7.3.1 take all necessary measures to recover the human remains of missing persons and return them to their families, whenever possible;
7.3.2 make sure that national or other mechanisms dealing with the issue of missing persons are independent and impartial in their working methods;
7.3.3 involve non-governmental organisations working on the issue of missing persons in the work of national or other mechanisms on missing persons and provide them with support;
7.3.4 offer clear and strong support and provide all necessary assistance to existing national, bilateral and regional mechanisms addressing the issue of missing persons;
7.3.5 support joint projects developed through bilateral and regional co-operation mechanisms which could be of assistance to other countries and regions in addressing the issue of missing persons.
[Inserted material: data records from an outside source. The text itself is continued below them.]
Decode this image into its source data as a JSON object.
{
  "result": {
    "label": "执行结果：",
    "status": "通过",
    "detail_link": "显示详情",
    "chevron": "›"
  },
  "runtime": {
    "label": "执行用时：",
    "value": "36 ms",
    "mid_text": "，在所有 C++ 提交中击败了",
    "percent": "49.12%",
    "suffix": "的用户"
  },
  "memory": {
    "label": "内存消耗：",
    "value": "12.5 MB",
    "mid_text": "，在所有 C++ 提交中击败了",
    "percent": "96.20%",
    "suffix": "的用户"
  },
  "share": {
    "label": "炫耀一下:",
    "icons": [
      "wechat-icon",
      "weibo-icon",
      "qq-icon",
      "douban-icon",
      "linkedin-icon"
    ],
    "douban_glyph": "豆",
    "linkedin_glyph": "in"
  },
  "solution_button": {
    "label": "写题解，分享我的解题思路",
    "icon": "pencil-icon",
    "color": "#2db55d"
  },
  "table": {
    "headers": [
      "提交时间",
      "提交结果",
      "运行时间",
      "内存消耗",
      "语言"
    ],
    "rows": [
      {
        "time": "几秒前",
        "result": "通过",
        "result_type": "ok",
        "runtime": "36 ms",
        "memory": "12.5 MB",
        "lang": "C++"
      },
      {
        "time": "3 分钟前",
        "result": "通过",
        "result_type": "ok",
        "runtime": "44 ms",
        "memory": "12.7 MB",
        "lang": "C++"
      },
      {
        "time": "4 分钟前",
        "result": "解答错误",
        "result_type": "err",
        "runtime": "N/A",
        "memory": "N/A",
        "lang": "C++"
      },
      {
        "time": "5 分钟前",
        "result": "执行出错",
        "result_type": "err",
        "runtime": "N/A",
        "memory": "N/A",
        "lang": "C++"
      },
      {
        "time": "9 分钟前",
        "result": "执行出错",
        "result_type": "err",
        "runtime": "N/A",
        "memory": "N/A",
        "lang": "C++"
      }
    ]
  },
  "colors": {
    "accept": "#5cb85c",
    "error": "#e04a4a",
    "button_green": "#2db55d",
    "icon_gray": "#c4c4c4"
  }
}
7.4 Access to information on missing persons, which is essential in establishing their identity, location and fate and the circumstances of their disappearance and/or death is a fourth priority. The Assembly therefore calls on member States and relevant de facto authorities to:
7.4.1 appoint a special authority to centralise all information available on missing persons and to be in charge of collecting and checking ante-mortem data and ensuring a reliable procedure for implementing identification measures;
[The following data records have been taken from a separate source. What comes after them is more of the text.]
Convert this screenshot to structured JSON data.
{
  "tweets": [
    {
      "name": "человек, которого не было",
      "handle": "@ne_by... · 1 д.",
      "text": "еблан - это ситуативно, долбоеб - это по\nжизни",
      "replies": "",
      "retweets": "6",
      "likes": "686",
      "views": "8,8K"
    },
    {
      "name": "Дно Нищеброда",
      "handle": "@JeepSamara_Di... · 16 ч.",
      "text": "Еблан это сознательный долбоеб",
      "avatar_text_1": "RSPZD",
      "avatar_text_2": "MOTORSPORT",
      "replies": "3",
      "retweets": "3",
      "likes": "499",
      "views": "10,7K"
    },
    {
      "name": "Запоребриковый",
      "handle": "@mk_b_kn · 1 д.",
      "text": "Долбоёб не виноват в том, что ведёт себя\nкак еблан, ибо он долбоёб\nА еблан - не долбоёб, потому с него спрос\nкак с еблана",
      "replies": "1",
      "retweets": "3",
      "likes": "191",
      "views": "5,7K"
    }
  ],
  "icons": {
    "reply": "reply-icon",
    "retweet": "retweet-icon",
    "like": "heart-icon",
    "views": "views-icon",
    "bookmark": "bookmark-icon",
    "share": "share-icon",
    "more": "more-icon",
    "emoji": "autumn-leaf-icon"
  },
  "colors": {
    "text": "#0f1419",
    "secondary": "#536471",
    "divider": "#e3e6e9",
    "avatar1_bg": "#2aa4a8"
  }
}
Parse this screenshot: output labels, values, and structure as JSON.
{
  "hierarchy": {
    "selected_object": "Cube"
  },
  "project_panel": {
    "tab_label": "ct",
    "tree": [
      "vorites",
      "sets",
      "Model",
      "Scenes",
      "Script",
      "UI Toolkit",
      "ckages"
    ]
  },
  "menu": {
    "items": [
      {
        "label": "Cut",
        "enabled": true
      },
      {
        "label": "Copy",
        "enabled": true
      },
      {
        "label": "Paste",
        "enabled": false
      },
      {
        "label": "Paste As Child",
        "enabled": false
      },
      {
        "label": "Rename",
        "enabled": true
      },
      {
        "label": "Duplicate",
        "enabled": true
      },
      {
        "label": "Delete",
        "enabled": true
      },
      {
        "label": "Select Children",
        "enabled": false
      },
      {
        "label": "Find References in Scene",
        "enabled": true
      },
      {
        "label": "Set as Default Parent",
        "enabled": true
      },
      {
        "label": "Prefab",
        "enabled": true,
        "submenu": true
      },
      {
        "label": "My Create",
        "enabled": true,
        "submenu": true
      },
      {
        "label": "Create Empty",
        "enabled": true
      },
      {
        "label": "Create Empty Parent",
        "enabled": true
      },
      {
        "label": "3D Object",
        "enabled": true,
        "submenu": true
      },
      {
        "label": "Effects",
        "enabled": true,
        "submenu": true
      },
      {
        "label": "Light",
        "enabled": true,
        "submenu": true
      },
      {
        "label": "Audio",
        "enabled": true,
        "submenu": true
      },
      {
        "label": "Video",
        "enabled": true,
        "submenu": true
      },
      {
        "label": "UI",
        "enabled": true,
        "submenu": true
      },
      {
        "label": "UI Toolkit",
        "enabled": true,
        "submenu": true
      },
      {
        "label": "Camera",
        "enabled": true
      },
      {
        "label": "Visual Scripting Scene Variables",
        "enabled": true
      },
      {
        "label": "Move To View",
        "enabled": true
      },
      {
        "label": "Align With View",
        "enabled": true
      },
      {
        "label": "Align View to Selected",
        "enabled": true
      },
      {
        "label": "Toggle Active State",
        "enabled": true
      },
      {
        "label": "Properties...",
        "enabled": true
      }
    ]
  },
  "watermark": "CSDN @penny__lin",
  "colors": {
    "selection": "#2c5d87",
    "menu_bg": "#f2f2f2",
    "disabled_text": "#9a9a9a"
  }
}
7.4.2 collect, protect and manage data on missing persons according to international standards and to co-operate with each other on the exchange of information, notwithstanding the often difficult political relationship between parties to the conflict;
7.4.3 make sure that the data on missing persons is only used for the purpose for which it was collected and not for any other purpose, unless the consent of the persons concerned is obtained.
7.5 As a fifth priority, it is important that all feasible measures be taken to identify the human remains of missing persons and to record their identity. The Assembly therefore calls on member States and relevant de facto authorities to:
7.5.1 respect the right of families to recover the remains of their missing family members and to ensure that the identification process of human remains includes DNA analysis and other forensic and scientific methods of expertise;
7.5.2 make sure that all professionals involved in forensic recovery respect the legal rules and professional ethics applicable to the management, recovery and identification of human remains;
7.5.3 ensure ownership of the forensic expertise, including forensic expertise provided by the International Committee of the Red Cross (ICRC) and the International Commission on Missing Persons (ICMP).
8 In addition to the five priorities put forward above, the Assembly calls on member States to:
8.1 provide financial support and human resources to the activities of international bodies dealing with the problem of missing persons, in particular, the ICRC, the United Nations Working Group on Enforced or Involuntary Disappearances and the ICMP;
8.2 become a Party to the 2006 International Convention on the Protection of All Persons Against Enforced Disappearance as soon as possible, if they have not already done so.
9 The Assembly encourages the Council of Europe Commissioner for Human Rights to continue his activities in monitoring the problem of missing persons as a result of armed conflicts in the countries and regions concerned.
10 The Assembly recognises the important role played by the ICRC and other organisations such as the ICMP in resolving cases of disappearance during and after armed conflicts and on raising awareness of the problem of missing persons in Europe. It encourages the ICRC and other organisations to continue their valuable assistance to the countries and regions concerned in solving the issue of missing persons.
;